Data entries
■ ■ ■

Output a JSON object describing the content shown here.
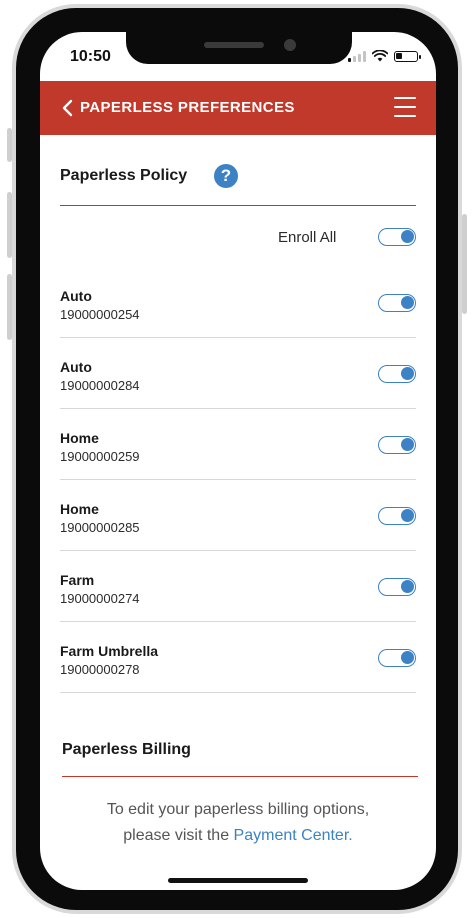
{
  "status_bar": {
    "time": "10:50"
  },
  "header": {
    "title": "PAPERLESS PREFERENCES"
  },
  "policy_section": {
    "title": "Paperless Policy",
    "help_glyph": "?",
    "enroll_all_label": "Enroll All",
    "enroll_all_on": true,
    "policies": [
      {
        "name": "Auto",
        "number": "19000000254",
        "enabled": true
      },
      {
        "name": "Auto",
        "number": "19000000284",
        "enabled": true
      },
      {
        "name": "Home",
        "number": "19000000259",
        "enabled": true
      },
      {
        "name": "Home",
        "number": "19000000285",
        "enabled": true
      },
      {
        "name": "Farm",
        "number": "19000000274",
        "enabled": true
      },
      {
        "name": "Farm Umbrella",
        "number": "19000000278",
        "enabled": true
      }
    ]
  },
  "billing_section": {
    "title": "Paperless Billing",
    "text_line1": "To edit your paperless billing options,",
    "text_line2_prefix": "please visit the ",
    "link_text": "Payment Center",
    "text_line2_suffix": "."
  },
  "colors": {
    "brand_red": "#c0392b",
    "accent_blue": "#3d82c4"
  },
  "icons": {
    "back": "chevron-left-icon",
    "menu": "hamburger-menu-icon",
    "help": "question-circle-icon"
  }
}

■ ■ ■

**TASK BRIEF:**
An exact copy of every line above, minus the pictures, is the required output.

**WRITTEN ANSWER:**
Output a JSON object describing the content shown here.
{
  "status_bar": {
    "time": "10:50"
  },
  "header": {
    "title": "PAPERLESS PREFERENCES"
  },
  "policy_section": {
    "title": "Paperless Policy",
    "help_glyph": "?",
    "enroll_all_label": "Enroll All",
    "enroll_all_on": true,
    "policies": [
      {
        "name": "Auto",
        "number": "19000000254",
        "enabled": true
      },
      {
        "name": "Auto",
        "number": "19000000284",
        "enabled": true
      },
      {
        "name": "Home",
        "number": "19000000259",
        "enabled": true
      },
      {
        "name": "Home",
        "number": "19000000285",
        "enabled": true
      },
      {
        "name": "Farm",
        "number": "19000000274",
        "enabled": true
      },
      {
        "name": "Farm Umbrella",
        "number": "19000000278",
        "enabled": true
      }
    ]
  },
  "billing_section": {
    "title": "Paperless Billing",
    "text_line1": "To edit your paperless billing options,",
    "text_line2_prefix": "please visit the ",
    "link_text": "Payment Center",
    "text_line2_suffix": "."
  },
  "colors": {
    "brand_red": "#c0392b",
    "accent_blue": "#3d82c4"
  },
  "icons": {
    "back": "chevron-left-icon",
    "menu": "hamburger-menu-icon",
    "help": "question-circle-icon"
  }
}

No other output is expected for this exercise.